“Because economic growth expectations were lowered by the Fed and unemployment is expected to be higher,” Marr added, “we could see a long term effect in the housing market over the next year.”
The industry has been bracing for the impact that mortgage rates — which have risen more than two percentage points this year — will inevitably have.
Real estate companies have begun shedding staff, with Compass and Redfin moving on Tuesday to shed 10 percent and 8 percent of their employees. That’s in addition to layoffs at a handful of other industry players in recent months.
Real estate agents are figuring out how they’ll succeed in such a rapidly-changing landscape.
“I work in a pretty broad area, pretty much all of Oregon and some of California,” said Greg Messick with Realty Net. “It’s affecting the markets consistently all over the place.”
“We’re definitely in a transitioning market right now,” he added. “It’s inflation, rates, the market is going to change, it’s changing quickly and I think most people think the rates are going to continue to go higher.”
Realtor.com has already adjusted its home sales forecast downward as rates rose more than 2 percent in six months.
“In my 30-plus years as an analyst, my firm has never documented this serious and fast a correction in the market,” Patrick Veling, an industry analyst and consultant with Real Data Strategies. “Too few brokers and agents are talking about it with sellers and buyers, but they are most certainly discussing it amongst themselves.”
“The biggest challenge for agents and brokers is to have difficult discussions with sellers who are in a market mindset of sixty days ago,” Veling added. “The next biggest challenge is for agents to counsel their buyers that timing 30-year mortgage interest rates is much easier than timing market values.”
The Fed has hiked the short-term federal funds rate three times since March 17, by a total of 150 basis points, or 1.5 percentage points. Since the Fed’s first rate increase, rates on 30-year fixed mortgages have climbed by about the same amount — 155 basis points through June 14, according to the Optimal Blue Mortgage Market Indices.
But mortgage rates started climbing well before that, when the Fed warned last fall it would soon begin tapering the support it provided to mortgage markets during the pandemic to keep interest rates low. Since then, rates on 30-year fixed-rate mortgages have increased by nearly 3 percentage points, driving up the typical monthly payment by more than 50 percent, economists said.
“On the same $300,000 mortgage, the monthly payment has risen from $1,265 in December to $1,800 today,” NAR chief economist Lawrence Yun said in a statement. “That’s painful and, consequently, will shrink the buyer pool.”
Not only that, but rising costs of lending and borrowing could lead into longer-term issues around homebuilding, home prices, monthly mortgage payments and rent.
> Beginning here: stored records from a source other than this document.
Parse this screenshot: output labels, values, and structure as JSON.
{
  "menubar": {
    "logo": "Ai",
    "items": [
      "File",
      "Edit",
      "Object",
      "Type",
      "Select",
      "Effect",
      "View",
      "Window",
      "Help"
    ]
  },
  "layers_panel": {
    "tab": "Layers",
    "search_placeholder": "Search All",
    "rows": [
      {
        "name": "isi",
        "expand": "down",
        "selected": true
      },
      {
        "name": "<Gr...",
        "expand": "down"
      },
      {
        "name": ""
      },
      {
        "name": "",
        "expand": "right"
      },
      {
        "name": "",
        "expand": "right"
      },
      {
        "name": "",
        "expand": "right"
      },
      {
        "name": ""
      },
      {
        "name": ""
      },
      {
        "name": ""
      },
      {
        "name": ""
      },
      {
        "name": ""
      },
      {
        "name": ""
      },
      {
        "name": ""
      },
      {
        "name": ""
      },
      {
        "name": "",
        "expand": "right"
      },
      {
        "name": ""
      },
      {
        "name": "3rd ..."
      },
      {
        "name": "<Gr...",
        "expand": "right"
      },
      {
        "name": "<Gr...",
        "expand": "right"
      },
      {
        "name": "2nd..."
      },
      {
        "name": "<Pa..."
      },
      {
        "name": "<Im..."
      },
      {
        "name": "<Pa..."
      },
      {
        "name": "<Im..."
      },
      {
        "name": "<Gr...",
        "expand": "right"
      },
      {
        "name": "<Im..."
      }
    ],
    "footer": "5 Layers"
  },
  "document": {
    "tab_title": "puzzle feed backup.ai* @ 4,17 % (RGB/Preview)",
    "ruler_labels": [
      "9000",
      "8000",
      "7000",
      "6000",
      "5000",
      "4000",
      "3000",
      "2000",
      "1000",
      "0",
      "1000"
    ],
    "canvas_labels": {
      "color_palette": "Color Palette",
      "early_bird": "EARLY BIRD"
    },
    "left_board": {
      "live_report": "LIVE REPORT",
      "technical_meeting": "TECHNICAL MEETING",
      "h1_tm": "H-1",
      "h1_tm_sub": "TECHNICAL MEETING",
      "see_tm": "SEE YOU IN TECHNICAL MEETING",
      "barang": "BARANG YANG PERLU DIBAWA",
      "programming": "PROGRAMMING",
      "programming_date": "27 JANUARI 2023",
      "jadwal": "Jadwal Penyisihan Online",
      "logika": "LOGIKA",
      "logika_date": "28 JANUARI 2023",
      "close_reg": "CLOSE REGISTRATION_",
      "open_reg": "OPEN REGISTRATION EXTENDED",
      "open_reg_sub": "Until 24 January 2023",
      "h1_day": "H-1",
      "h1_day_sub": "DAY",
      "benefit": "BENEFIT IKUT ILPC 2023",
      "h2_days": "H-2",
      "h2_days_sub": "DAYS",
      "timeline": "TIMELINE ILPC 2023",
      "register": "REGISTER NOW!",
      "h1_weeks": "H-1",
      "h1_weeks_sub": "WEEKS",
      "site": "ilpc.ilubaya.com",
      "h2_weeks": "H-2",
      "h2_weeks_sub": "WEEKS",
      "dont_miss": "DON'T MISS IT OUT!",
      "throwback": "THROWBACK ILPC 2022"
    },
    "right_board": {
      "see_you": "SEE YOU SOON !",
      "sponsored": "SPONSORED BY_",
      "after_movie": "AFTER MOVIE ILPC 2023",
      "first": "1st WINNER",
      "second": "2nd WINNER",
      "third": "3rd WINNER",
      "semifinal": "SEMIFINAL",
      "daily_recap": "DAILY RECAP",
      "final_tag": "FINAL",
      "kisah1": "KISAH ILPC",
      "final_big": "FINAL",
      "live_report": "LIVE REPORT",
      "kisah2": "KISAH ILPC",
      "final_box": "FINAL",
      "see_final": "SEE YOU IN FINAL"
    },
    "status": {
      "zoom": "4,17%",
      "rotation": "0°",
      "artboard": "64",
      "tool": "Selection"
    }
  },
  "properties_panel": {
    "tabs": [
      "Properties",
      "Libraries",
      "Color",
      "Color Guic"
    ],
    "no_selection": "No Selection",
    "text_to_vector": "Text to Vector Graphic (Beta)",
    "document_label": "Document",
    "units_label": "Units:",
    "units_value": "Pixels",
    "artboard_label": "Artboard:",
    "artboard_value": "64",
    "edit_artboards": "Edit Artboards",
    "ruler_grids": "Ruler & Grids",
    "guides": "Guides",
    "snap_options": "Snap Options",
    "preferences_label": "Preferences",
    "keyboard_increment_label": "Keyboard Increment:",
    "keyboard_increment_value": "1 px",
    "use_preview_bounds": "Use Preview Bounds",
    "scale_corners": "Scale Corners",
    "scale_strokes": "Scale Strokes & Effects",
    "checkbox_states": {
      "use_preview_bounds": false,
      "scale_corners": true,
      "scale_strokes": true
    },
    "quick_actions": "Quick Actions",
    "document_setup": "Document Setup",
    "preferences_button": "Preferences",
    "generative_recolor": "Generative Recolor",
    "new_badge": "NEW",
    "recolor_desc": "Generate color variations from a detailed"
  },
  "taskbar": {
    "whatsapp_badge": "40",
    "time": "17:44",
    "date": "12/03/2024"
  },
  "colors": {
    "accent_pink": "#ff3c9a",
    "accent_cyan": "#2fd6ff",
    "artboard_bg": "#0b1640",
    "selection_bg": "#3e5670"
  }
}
“Higher rents are due to a lack of housing supply,” according to Robert Dietz, chief economist for the National Association of Home Builders. “Higher interest rates will make it difficult to finance the development of additional housing supply.”
Indeed, builder confidence fell to its lowest point since June 2020, the indicator’s sixth straight month of decline and “a clear sign of a slowing housing market,” according to the National Association of Home Builders.
So while there may be temporarily good news for homesellers and buyers despite the Fed’s action, there will be ongoing pain until inflation and other factors are under control.
“Only when consumer price inflation tops out and starts to fall will mortgage rates stabilize or even decline a bit,” Yun said. “That is why providing additional oil supplies will be critical in containing consumer prices and interest rates.”